A domestic knowledge and skills base must be established.
A nation venturing into any hi-tech field especially space must start by steadily building a robust and competent local space technology knowledge and skills base. Front-runners examined like India, Brazil, Iran, Turkey and South Africa initially invested heavily to nurture a domestic space technology expertise before initiating further technological investments. Such an approach not only guarantees a nation’s self-reliance in space technology ability, but also sustains a grassroots’ connection through job creation. The space technology program should initiate and maintain a local space technology industrial base by innovating technology, incubating new firms that employ the technology, and provide a market for the space technology and services offered by these nurtured firms. In this manner, money spent by the government on space remains in the country. To illustrate, India’s Polar Satellite Launch Vehicle and the operational Geosynchronous Satellite Launch Vehicle vehicles have more than 70% of components coming from Indian industry, and ongoing efforts aim to increase this figure to 100%.
Concurrent pursuit of multiple space-based technologies is necessary.
The space technology programs of all the countries examined pursued multiple aspects of space technology simultaneously to acquire an all-round comprehensive space technology capability. For example India, Brazil, Iran, South Africa etc concurrently pursued artificial satellite and launch vehicle capabilities. A successful domestic space technology program hence requires concurrent initiation of programs in launch vehicles and space propulsion systems; satellite systems engineering, manufacture, test and integration technology; space sciences; payload development; ground control station systems and space communication technologies.
A steady space technology capability growth path must be articulated

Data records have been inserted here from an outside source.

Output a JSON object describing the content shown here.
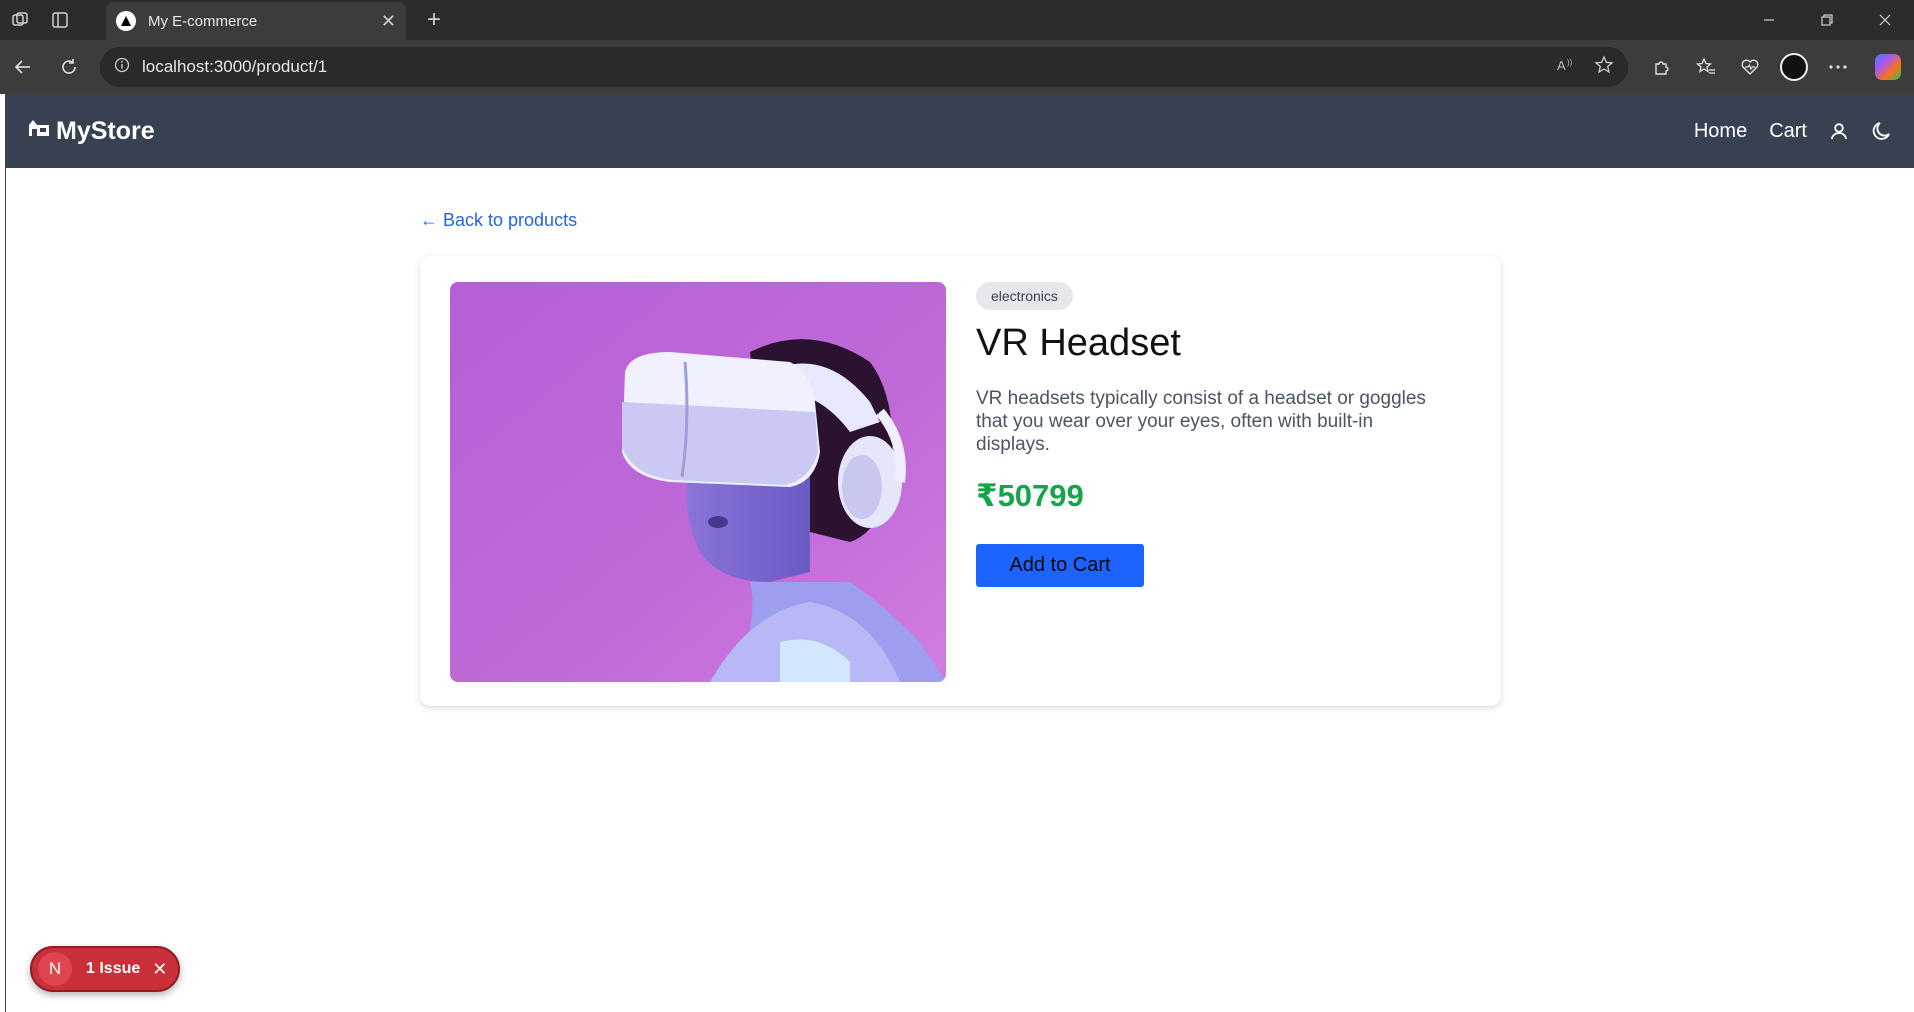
{
  "browser": {
    "tab_title": "My E-commerce",
    "url": "localhost:3000/product/1",
    "new_tab_glyph": "+",
    "tab_close_glyph": "✕"
  },
  "site": {
    "brand": "MyStore",
    "nav": {
      "home": "Home",
      "cart": "Cart"
    }
  },
  "page": {
    "back_link": "← Back to products"
  },
  "product": {
    "category": "electronics",
    "title": "VR Headset",
    "description": "VR headsets typically consist of a headset or goggles that you wear over your eyes, often with built-in displays.",
    "price": "₹50799",
    "add_to_cart": "Add to Cart",
    "image_alt": "Person wearing a white VR headset on a purple background"
  },
  "dev_overlay": {
    "badge_letter": "N",
    "label": "1 Issue",
    "close_glyph": "✕"
  },
  "colors": {
    "navbar": "#374151",
    "link": "#2563eb",
    "price": "#16a34a",
    "button": "#1d63ff",
    "issue": "#c9303a"
  }
}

A new entrant must plan to progress from being a technology recipient to a technology developer and eventually a technology exporter. A continuous, steady technological capacity growth in a nation’s space program is essential to guarantee eventual self-reliance in space technology. This is the scenario evident in the space technology initiatives of nearly all countries earlier analyzed.
International cooperation and technology transfer is a mandatory
A space technology neophyte needs to cooperate with other established players to acquire the necessary technological capacity through appropriate technology transfer mechanisms. Re-inventing the wheel is folly and naive. Moreover, multilateral cooperation is a continuous trend even among established players like US, RUSSIA, Europe, Japan etc. As evident in the analysis, all the examined countries inaugurated their space technology programs through technology transfer initiatives from already established nations. Consequently, a country must be creative in establishing and adopting cooperation mechanisms that will facilitate expeditious expertise transfer.
Space is a dangerous, risky and an unforgiving place. Similarly, space technology is complicated, risky and relatively expensive. As a country develops its capabilities in space, there will be failures that may even involve fatalities. Reasonably, a new entrant should appreciate this disconcerting fact, but still, soldier on, taking every precaution to mitigate the associated risk.
This list of lessons learned is not exhaustive but merely scratches the surface of this multifaceted theme. We shall continuously see how Kenya can learn from her predecessors in space technology.